Our colleagues from the Climate Policy Development Center (CPDC) have developed a new video explaining how to build risk resilience through using the 3A’s approach (by the Overseas Development Institute, ODI) and by fostering Integrated Climate Risk Management (ICRM).
Watch the video here.
Our local partner organization, the Institute for Climate and Sustainable Cities (ICSC) has successfully conducted a virtual inception workshop with their CSO stakeholders in the Philippines amidst the COVID-19 pandemic! The workshop is the official and formal start to implementing the Multi-Actor Partnership in the Philippines.
On 7 August 2020, ICSC held the one-day workshop with various organisations and stakeholders with the objectives of
1. convening major actors of climate and disaster risk financing and insurance (CDRFI) to
get an overall lay of the land of CDRFI in the country;
2. providing a conducive space to discuss specific CDRFI issues, share knowledge and
3. linking international, national, and local CDRFI perspectives and establish a basis for
future collaboration on CDRFI in the Philippines; and
4. identifying the next steps for the MAPs to affect change in the country.
The workshop convened more than 60 individuals from national government agencies, insurance providers, academia, civil society, cooperatives, legislative bodies, and international organizations.
This is an important step to connect with CSO actors in our partner countries for the MAPs project and we are looking forward to engaging in follow-up activities in the coming weeks and months. Keeping in mind the safety of everyone involved, we will continue to explore alternative ways of facilitating an active exchange by supporting our local partner ICSC in their endeavor to build up an effective multi-actor partnership on CDRFI in the Philippines, despite the current crisis.
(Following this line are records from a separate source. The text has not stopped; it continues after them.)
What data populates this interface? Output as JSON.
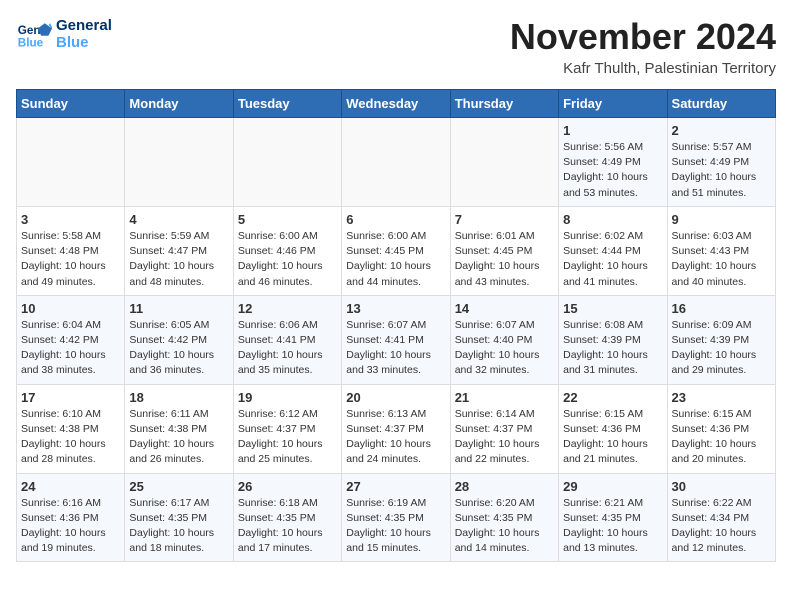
{
  "header": {
    "logo_line1": "General",
    "logo_line2": "Blue",
    "month_year": "November 2024",
    "location": "Kafr Thulth, Palestinian Territory"
  },
  "days_of_week": [
    "Sunday",
    "Monday",
    "Tuesday",
    "Wednesday",
    "Thursday",
    "Friday",
    "Saturday"
  ],
  "weeks": [
    [
      {
        "day": "",
        "info": ""
      },
      {
        "day": "",
        "info": ""
      },
      {
        "day": "",
        "info": ""
      },
      {
        "day": "",
        "info": ""
      },
      {
        "day": "",
        "info": ""
      },
      {
        "day": "1",
        "info": "Sunrise: 5:56 AM\nSunset: 4:49 PM\nDaylight: 10 hours and 53 minutes."
      },
      {
        "day": "2",
        "info": "Sunrise: 5:57 AM\nSunset: 4:49 PM\nDaylight: 10 hours and 51 minutes."
      }
    ],
    [
      {
        "day": "3",
        "info": "Sunrise: 5:58 AM\nSunset: 4:48 PM\nDaylight: 10 hours and 49 minutes."
      },
      {
        "day": "4",
        "info": "Sunrise: 5:59 AM\nSunset: 4:47 PM\nDaylight: 10 hours and 48 minutes."
      },
      {
        "day": "5",
        "info": "Sunrise: 6:00 AM\nSunset: 4:46 PM\nDaylight: 10 hours and 46 minutes."
      },
      {
        "day": "6",
        "info": "Sunrise: 6:00 AM\nSunset: 4:45 PM\nDaylight: 10 hours and 44 minutes."
      },
      {
        "day": "7",
        "info": "Sunrise: 6:01 AM\nSunset: 4:45 PM\nDaylight: 10 hours and 43 minutes."
      },
      {
        "day": "8",
        "info": "Sunrise: 6:02 AM\nSunset: 4:44 PM\nDaylight: 10 hours and 41 minutes."
      },
      {
        "day": "9",
        "info": "Sunrise: 6:03 AM\nSunset: 4:43 PM\nDaylight: 10 hours and 40 minutes."
      }
    ],
    [
      {
        "day": "10",
        "info": "Sunrise: 6:04 AM\nSunset: 4:42 PM\nDaylight: 10 hours and 38 minutes."
      },
      {
        "day": "11",
        "info": "Sunrise: 6:05 AM\nSunset: 4:42 PM\nDaylight: 10 hours and 36 minutes."
      },
      {
        "day": "12",
        "info": "Sunrise: 6:06 AM\nSunset: 4:41 PM\nDaylight: 10 hours and 35 minutes."
      },
      {
        "day": "13",
        "info": "Sunrise: 6:07 AM\nSunset: 4:41 PM\nDaylight: 10 hours and 33 minutes."
      },
      {
        "day": "14",
        "info": "Sunrise: 6:07 AM\nSunset: 4:40 PM\nDaylight: 10 hours and 32 minutes."
      },
      {
        "day": "15",
        "info": "Sunrise: 6:08 AM\nSunset: 4:39 PM\nDaylight: 10 hours and 31 minutes."
      },
      {
        "day": "16",
        "info": "Sunrise: 6:09 AM\nSunset: 4:39 PM\nDaylight: 10 hours and 29 minutes."
      }
    ],
    [
      {
        "day": "17",
        "info": "Sunrise: 6:10 AM\nSunset: 4:38 PM\nDaylight: 10 hours and 28 minutes."
      },
      {
        "day": "18",
        "info": "Sunrise: 6:11 AM\nSunset: 4:38 PM\nDaylight: 10 hours and 26 minutes."
      },
      {
        "day": "19",
        "info": "Sunrise: 6:12 AM\nSunset: 4:37 PM\nDaylight: 10 hours and 25 minutes."
      },
      {
        "day": "20",
        "info": "Sunrise: 6:13 AM\nSunset: 4:37 PM\nDaylight: 10 hours and 24 minutes."
      },
      {
        "day": "21",
        "info": "Sunrise: 6:14 AM\nSunset: 4:37 PM\nDaylight: 10 hours and 22 minutes."
      },
      {
        "day": "22",
        "info": "Sunrise: 6:15 AM\nSunset: 4:36 PM\nDaylight: 10 hours and 21 minutes."
      },
      {
        "day": "23",
        "info": "Sunrise: 6:15 AM\nSunset: 4:36 PM\nDaylight: 10 hours and 20 minutes."
      }
    ],
    [
      {
        "day": "24",
        "info": "Sunrise: 6:16 AM\nSunset: 4:36 PM\nDaylight: 10 hours and 19 minutes."
      },
      {
        "day": "25",
        "info": "Sunrise: 6:17 AM\nSunset: 4:35 PM\nDaylight: 10 hours and 18 minutes."
      },
      {
        "day": "26",
        "info": "Sunrise: 6:18 AM\nSunset: 4:35 PM\nDaylight: 10 hours and 17 minutes."
      },
      {
        "day": "27",
        "info": "Sunrise: 6:19 AM\nSunset: 4:35 PM\nDaylight: 10 hours and 15 minutes."
      },
      {
        "day": "28",
        "info": "Sunrise: 6:20 AM\nSunset: 4:35 PM\nDaylight: 10 hours and 14 minutes."
      },
      {
        "day": "29",
        "info": "Sunrise: 6:21 AM\nSunset: 4:35 PM\nDaylight: 10 hours and 13 minutes."
      },
      {
        "day": "30",
        "info": "Sunrise: 6:22 AM\nSunset: 4:34 PM\nDaylight: 10 hours and 12 minutes."
      }
    ]
  ]
}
For more information about the event, see the concept note and slides below.
Our colleagues from the Climate Policy Development Centre (CPDC) in Barbados are issuing the below call for proposals for a consultant to prepare a research paper on Gender and Climate and Disaster Risk Finance and Insurance.
Interested consultants should have a history of relevant work in the Caribbean region and/or be based in the Caribbean.
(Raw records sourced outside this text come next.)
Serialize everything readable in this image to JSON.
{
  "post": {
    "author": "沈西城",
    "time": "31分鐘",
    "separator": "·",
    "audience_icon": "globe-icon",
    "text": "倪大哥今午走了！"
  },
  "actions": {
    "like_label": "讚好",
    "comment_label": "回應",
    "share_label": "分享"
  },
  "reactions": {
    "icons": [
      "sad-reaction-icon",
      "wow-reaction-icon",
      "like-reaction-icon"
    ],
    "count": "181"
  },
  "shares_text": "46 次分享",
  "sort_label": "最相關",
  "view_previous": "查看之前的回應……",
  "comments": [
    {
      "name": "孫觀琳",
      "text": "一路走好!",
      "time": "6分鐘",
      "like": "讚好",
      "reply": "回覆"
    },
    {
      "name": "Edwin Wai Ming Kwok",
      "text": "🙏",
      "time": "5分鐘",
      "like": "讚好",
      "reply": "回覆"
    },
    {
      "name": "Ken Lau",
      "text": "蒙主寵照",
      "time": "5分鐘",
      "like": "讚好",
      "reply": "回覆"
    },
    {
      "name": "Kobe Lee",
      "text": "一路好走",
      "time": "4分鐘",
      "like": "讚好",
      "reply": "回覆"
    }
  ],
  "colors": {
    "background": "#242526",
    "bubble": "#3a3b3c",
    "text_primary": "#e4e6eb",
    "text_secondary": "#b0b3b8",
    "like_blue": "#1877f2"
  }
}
You can find the terms of reference for the paper on their website: https://cpdcngo.org/request-for-proposals-consultant-to-prepare-research-paper-on-gender-and-climate-disaster-risk-finance-and-insurance/
Our local partner organization Caribbean Policy Development Center (CPDC) has successfully conducted virtual kickoff workshops with their CSO stakeholders in Barbados, Antigua and Barbuda, and Grenada amidst the COVID-19 pandemic!
On 16, 17, and 18 June, CPDC colleagues in Barbados connected a variety of civil society actors via webinar with the aim to discuss Climate Disaster Risk Finance and Insurance (CDRFI) practices and needs in the three countries. The objectives of these workshop were to:
- Enhance the knowledge of participants on key elements of CDRFI;
- Provide a space for participants to exchange knowledge, collaborate and share perspectives on CDRFI; and
- Identify the relevant steps for engaging in advocacy around CDRFI.
This is a first important step to connect with NGO actors in our partner countries for the MAPs project and we are looking forward to engaging in follow-up activities in the coming weeks and months. Keeping in mind the safety of everyone involved, we will continue to explore alternative ways of facilitating an active local exchange by supporting our local partner CPDC in their endeavor to build up an effective multi-actor partnership on CDRFI in the Caribbean, despite the current crisis.